- ENTRIES PROVIDED -
§

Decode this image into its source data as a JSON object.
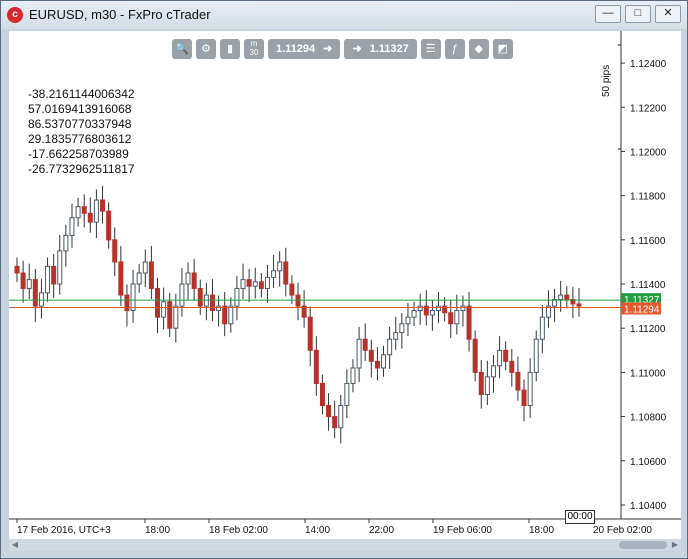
{
  "window": {
    "title": "EURUSD, m30 - FxPro cTrader",
    "app_icon": "cTrader",
    "buttons": [
      "minimize-icon",
      "maximize-icon",
      "close-icon"
    ]
  },
  "toolbar": {
    "icons": [
      "zoom-icon",
      "settings-icon",
      "chart-type-icon",
      "timeframe-icon",
      "trade-panel-icon",
      "indicators-icon",
      "cbot-icon",
      "drawing-icon"
    ],
    "timeframe": "m\n30",
    "bid_price": "1.11294",
    "ask_price": "1.11327"
  },
  "info_lines": [
    "-38.2161144006342",
    "57.0169413916068",
    "86.5370770337948",
    "29.1835776803612",
    "-17.662258703989",
    "-26.7732962511817"
  ],
  "pip_scale_label": "50 pips",
  "price_axis": [
    "1.12400",
    "1.12200",
    "1.12000",
    "1.11800",
    "1.11600",
    "1.11400",
    "1.11200",
    "1.11000",
    "1.10800",
    "1.10600",
    "1.10400"
  ],
  "time_axis": [
    "17 Feb 2016, UTC+3",
    "18:00",
    "18 Feb 02:00",
    "14:00",
    "22:00",
    "19 Feb 06:00",
    "18:00",
    "20 Feb 02:00"
  ],
  "time_cursor": "00:00",
  "ask_label": "1.11327",
  "bid_label": "1.11294",
  "colors": {
    "up_candle": "#4a5a70",
    "down_candle": "#b5332a",
    "ask_line": "#20a040",
    "bid_line": "#e05a2b"
  },
  "chart_data": {
    "type": "candlestick",
    "symbol": "EURUSD",
    "timeframe": "m30",
    "ylim": [
      1.1035,
      1.125
    ],
    "close_series": [
      1.1145,
      1.1138,
      1.1142,
      1.113,
      1.1136,
      1.1148,
      1.114,
      1.1155,
      1.1162,
      1.117,
      1.1175,
      1.1172,
      1.1168,
      1.1178,
      1.1173,
      1.116,
      1.115,
      1.1135,
      1.1128,
      1.114,
      1.1145,
      1.115,
      1.1138,
      1.1125,
      1.1132,
      1.112,
      1.113,
      1.114,
      1.1145,
      1.1138,
      1.113,
      1.1135,
      1.1128,
      1.113,
      1.1122,
      1.113,
      1.1138,
      1.1142,
      1.1139,
      1.1141,
      1.1138,
      1.1143,
      1.1146,
      1.115,
      1.114,
      1.1135,
      1.113,
      1.1125,
      1.111,
      1.1095,
      1.1085,
      1.108,
      1.1075,
      1.1085,
      1.1095,
      1.1102,
      1.1115,
      1.111,
      1.1105,
      1.1102,
      1.1108,
      1.1115,
      1.1118,
      1.1122,
      1.1125,
      1.1128,
      1.113,
      1.1126,
      1.1128,
      1.113,
      1.1127,
      1.1122,
      1.1128,
      1.113,
      1.1115,
      1.11,
      1.109,
      1.1098,
      1.1103,
      1.111,
      1.1105,
      1.11,
      1.1092,
      1.1085,
      1.11,
      1.1115,
      1.1125,
      1.113,
      1.1133,
      1.1135,
      1.1133,
      1.1131,
      1.113
    ]
  }
}
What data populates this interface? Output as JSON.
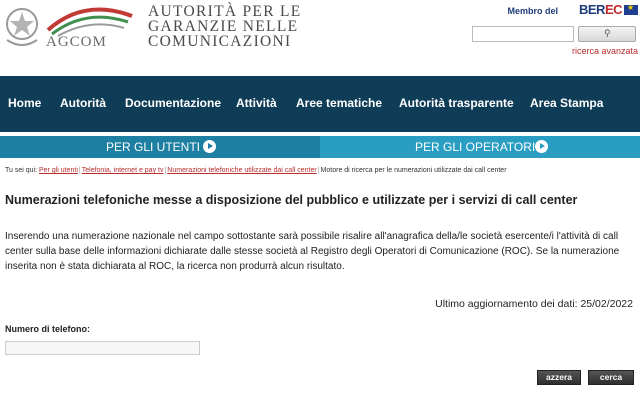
{
  "header": {
    "logo_wordmark": "AGCOM",
    "authority_name_lines": [
      "AUTORITÀ PER LE",
      "GARANZIE NELLE",
      "COMUNICAZIONI"
    ],
    "member_of": "Membro del",
    "berec_prefix": "BER",
    "berec_suffix": "EC",
    "search": {
      "placeholder": "",
      "button_icon": "magnifier-icon"
    },
    "advanced_search": "ricerca avanzata"
  },
  "nav": {
    "items": [
      "Home",
      "Autorità",
      "Documentazione",
      "Attività",
      "Aree tematiche",
      "Autorità trasparente",
      "Area Stampa"
    ]
  },
  "subbar": {
    "users": "PER GLI UTENTI",
    "operators": "PER GLI OPERATORI"
  },
  "breadcrumb": {
    "prefix": "Tu sei qui:",
    "links": [
      "Per gli utenti",
      "Telefonia, internet e pay tv",
      "Numerazioni telefoniche utilizzate dai call center"
    ],
    "current": "Motore di ricerca per le numerazioni utilizzate dai call center"
  },
  "main": {
    "title": "Numerazioni telefoniche messe a disposizione del pubblico e utilizzate per i servizi di call center",
    "description": "Inserendo una numerazione nazionale nel campo sottostante sarà possibile risalire all'anagrafica della/le società esercente/i l'attività di call center sulla base delle informazioni dichiarate dalle stesse società al Registro degli Operatori di Comunicazione (ROC). Se la numerazione inserita non è stata dichiarata al ROC, la ricerca non produrrà alcun risultato.",
    "last_update": "Ultimo aggiornamento dei dati: 25/02/2022",
    "phone_label": "Numero di telefono:",
    "phone_value": "",
    "reset_label": "azzera",
    "search_label": "cerca"
  },
  "colors": {
    "navbar": "#0f3d57",
    "subbar_users": "#1d7fa2",
    "subbar_operators": "#2a9dc3",
    "link_red": "#b72c2c",
    "berec_blue": "#1f3d7a"
  }
}
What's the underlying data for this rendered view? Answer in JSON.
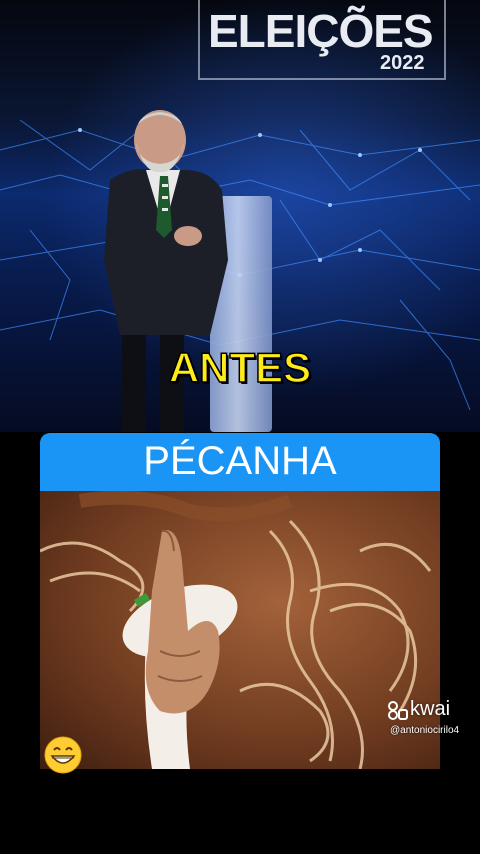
{
  "top_video": {
    "logo_title": "ELEIÇÕES",
    "logo_year": "2022",
    "caption": "ANTES"
  },
  "bottom_video": {
    "caption": "PÉCANHA"
  },
  "watermark": {
    "brand": "kwai",
    "handle": "@antoniocirilo4"
  },
  "emoji": {
    "icon": "grinning-face-emoji"
  },
  "colors": {
    "caption_yellow": "#ffeb1a",
    "pill_blue": "#1a95f5",
    "background": "#000000"
  }
}
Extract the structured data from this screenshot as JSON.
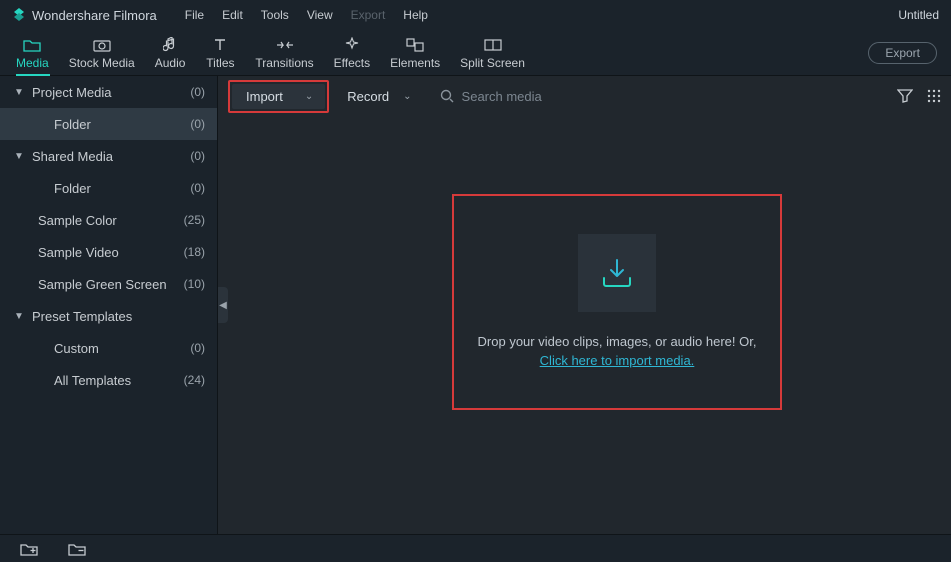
{
  "app_title": "Wondershare Filmora",
  "project_title": "Untitled",
  "menubar": {
    "file": "File",
    "edit": "Edit",
    "tools": "Tools",
    "view": "View",
    "export": "Export",
    "help": "Help"
  },
  "toolbar": {
    "media": "Media",
    "stock_media": "Stock Media",
    "audio": "Audio",
    "titles": "Titles",
    "transitions": "Transitions",
    "effects": "Effects",
    "elements": "Elements",
    "split_screen": "Split Screen",
    "export_btn": "Export"
  },
  "sidebar": {
    "project_media": {
      "label": "Project Media",
      "count": "(0)"
    },
    "project_folder": {
      "label": "Folder",
      "count": "(0)"
    },
    "shared_media": {
      "label": "Shared Media",
      "count": "(0)"
    },
    "shared_folder": {
      "label": "Folder",
      "count": "(0)"
    },
    "sample_color": {
      "label": "Sample Color",
      "count": "(25)"
    },
    "sample_video": {
      "label": "Sample Video",
      "count": "(18)"
    },
    "sample_green": {
      "label": "Sample Green Screen",
      "count": "(10)"
    },
    "preset_templates": {
      "label": "Preset Templates",
      "count": ""
    },
    "custom": {
      "label": "Custom",
      "count": "(0)"
    },
    "all_templates": {
      "label": "All Templates",
      "count": "(24)"
    }
  },
  "canvas": {
    "import_btn": "Import",
    "record_btn": "Record",
    "search_placeholder": "Search media",
    "drop_line": "Drop your video clips, images, or audio here! Or,",
    "import_link": "Click here to import media."
  }
}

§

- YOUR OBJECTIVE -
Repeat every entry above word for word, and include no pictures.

- RESPONSE BOX -
Decode this image into its source data as a JSON object.
{
  "window": {
    "title": "EURUSD, m30 - FxPro cTrader",
    "app_icon": "cTrader",
    "buttons": [
      "minimize-icon",
      "maximize-icon",
      "close-icon"
    ]
  },
  "toolbar": {
    "icons": [
      "zoom-icon",
      "settings-icon",
      "chart-type-icon",
      "timeframe-icon",
      "trade-panel-icon",
      "indicators-icon",
      "cbot-icon",
      "drawing-icon"
    ],
    "timeframe": "m\n30",
    "bid_price": "1.11294",
    "ask_price": "1.11327"
  },
  "info_lines": [
    "-38.2161144006342",
    "57.0169413916068",
    "86.5370770337948",
    "29.1835776803612",
    "-17.662258703989",
    "-26.7732962511817"
  ],
  "pip_scale_label": "50 pips",
  "price_axis": [
    "1.12400",
    "1.12200",
    "1.12000",
    "1.11800",
    "1.11600",
    "1.11400",
    "1.11200",
    "1.11000",
    "1.10800",
    "1.10600",
    "1.10400"
  ],
  "time_axis": [
    "17 Feb 2016, UTC+3",
    "18:00",
    "18 Feb 02:00",
    "14:00",
    "22:00",
    "19 Feb 06:00",
    "18:00",
    "20 Feb 02:00"
  ],
  "time_cursor": "00:00",
  "ask_label": "1.11327",
  "bid_label": "1.11294",
  "colors": {
    "up_candle": "#4a5a70",
    "down_candle": "#b5332a",
    "ask_line": "#20a040",
    "bid_line": "#e05a2b"
  },
  "chart_data": {
    "type": "candlestick",
    "symbol": "EURUSD",
    "timeframe": "m30",
    "ylim": [
      1.1035,
      1.125
    ],
    "close_series": [
      1.1145,
      1.1138,
      1.1142,
      1.113,
      1.1136,
      1.1148,
      1.114,
      1.1155,
      1.1162,
      1.117,
      1.1175,
      1.1172,
      1.1168,
      1.1178,
      1.1173,
      1.116,
      1.115,
      1.1135,
      1.1128,
      1.114,
      1.1145,
      1.115,
      1.1138,
      1.1125,
      1.1132,
      1.112,
      1.113,
      1.114,
      1.1145,
      1.1138,
      1.113,
      1.1135,
      1.1128,
      1.113,
      1.1122,
      1.113,
      1.1138,
      1.1142,
      1.1139,
      1.1141,
      1.1138,
      1.1143,
      1.1146,
      1.115,
      1.114,
      1.1135,
      1.113,
      1.1125,
      1.111,
      1.1095,
      1.1085,
      1.108,
      1.1075,
      1.1085,
      1.1095,
      1.1102,
      1.1115,
      1.111,
      1.1105,
      1.1102,
      1.1108,
      1.1115,
      1.1118,
      1.1122,
      1.1125,
      1.1128,
      1.113,
      1.1126,
      1.1128,
      1.113,
      1.1127,
      1.1122,
      1.1128,
      1.113,
      1.1115,
      1.11,
      1.109,
      1.1098,
      1.1103,
      1.111,
      1.1105,
      1.11,
      1.1092,
      1.1085,
      1.11,
      1.1115,
      1.1125,
      1.113,
      1.1133,
      1.1135,
      1.1133,
      1.1131,
      1.113
    ]
  }
}
What data populates this interface? Output as JSON.
{
  "header": {
    "logo_wordmark": "AGCOM",
    "authority_name_lines": [
      "AUTORITÀ PER LE",
      "GARANZIE NELLE",
      "COMUNICAZIONI"
    ],
    "member_of": "Membro del",
    "berec_prefix": "BER",
    "berec_suffix": "EC",
    "search": {
      "placeholder": "",
      "button_icon": "magnifier-icon"
    },
    "advanced_search": "ricerca avanzata"
  },
  "nav": {
    "items": [
      "Home",
      "Autorità",
      "Documentazione",
      "Attività",
      "Aree tematiche",
      "Autorità trasparente",
      "Area Stampa"
    ]
  },
  "subbar": {
    "users": "PER GLI UTENTI",
    "operators": "PER GLI OPERATORI"
  },
  "breadcrumb": {
    "prefix": "Tu sei qui:",
    "links": [
      "Per gli utenti",
      "Telefonia, internet e pay tv",
      "Numerazioni telefoniche utilizzate dai call center"
    ],
    "current": "Motore di ricerca per le numerazioni utilizzate dai call center"
  },
  "main": {
    "title": "Numerazioni telefoniche messe a disposizione del pubblico e utilizzate per i servizi di call center",
    "description": "Inserendo una numerazione nazionale nel campo sottostante sarà possibile risalire all'anagrafica della/le società esercente/i l'attività di call center sulla base delle informazioni dichiarate dalle stesse società al Registro degli Operatori di Comunicazione (ROC). Se la numerazione inserita non è stata dichiarata al ROC, la ricerca non produrrà alcun risultato.",
    "last_update": "Ultimo aggiornamento dei dati: 25/02/2022",
    "phone_label": "Numero di telefono:",
    "phone_value": "",
    "reset_label": "azzera",
    "search_label": "cerca"
  },
  "colors": {
    "navbar": "#0f3d57",
    "subbar_users": "#1d7fa2",
    "subbar_operators": "#2a9dc3",
    "link_red": "#b72c2c",
    "berec_blue": "#1f3d7a"
  }
}
What's the underlying data for this rendered view? Answer in JSON.
{
  "top_video": {
    "logo_title": "ELEIÇÕES",
    "logo_year": "2022",
    "caption": "ANTES"
  },
  "bottom_video": {
    "caption": "PÉCANHA"
  },
  "watermark": {
    "brand": "kwai",
    "handle": "@antoniocirilo4"
  },
  "emoji": {
    "icon": "grinning-face-emoji"
  },
  "colors": {
    "caption_yellow": "#ffeb1a",
    "pill_blue": "#1a95f5",
    "background": "#000000"
  }
}
Extract the structured data from this screenshot as JSON.
{
  "app_title": "Wondershare Filmora",
  "project_title": "Untitled",
  "menubar": {
    "file": "File",
    "edit": "Edit",
    "tools": "Tools",
    "view": "View",
    "export": "Export",
    "help": "Help"
  },
  "toolbar": {
    "media": "Media",
    "stock_media": "Stock Media",
    "audio": "Audio",
    "titles": "Titles",
    "transitions": "Transitions",
    "effects": "Effects",
    "elements": "Elements",
    "split_screen": "Split Screen",
    "export_btn": "Export"
  },
  "sidebar": {
    "project_media": {
      "label": "Project Media",
      "count": "(0)"
    },
    "project_folder": {
      "label": "Folder",
      "count": "(0)"
    },
    "shared_media": {
      "label": "Shared Media",
      "count": "(0)"
    },
    "shared_folder": {
      "label": "Folder",
      "count": "(0)"
    },
    "sample_color": {
      "label": "Sample Color",
      "count": "(25)"
    },
    "sample_video": {
      "label": "Sample Video",
      "count": "(18)"
    },
    "sample_green": {
      "label": "Sample Green Screen",
      "count": "(10)"
    },
    "preset_templates": {
      "label": "Preset Templates",
      "count": ""
    },
    "custom": {
      "label": "Custom",
      "count": "(0)"
    },
    "all_templates": {
      "label": "All Templates",
      "count": "(24)"
    }
  },
  "canvas": {
    "import_btn": "Import",
    "record_btn": "Record",
    "search_placeholder": "Search media",
    "drop_line": "Drop your video clips, images, or audio here! Or,",
    "import_link": "Click here to import media."
  }
}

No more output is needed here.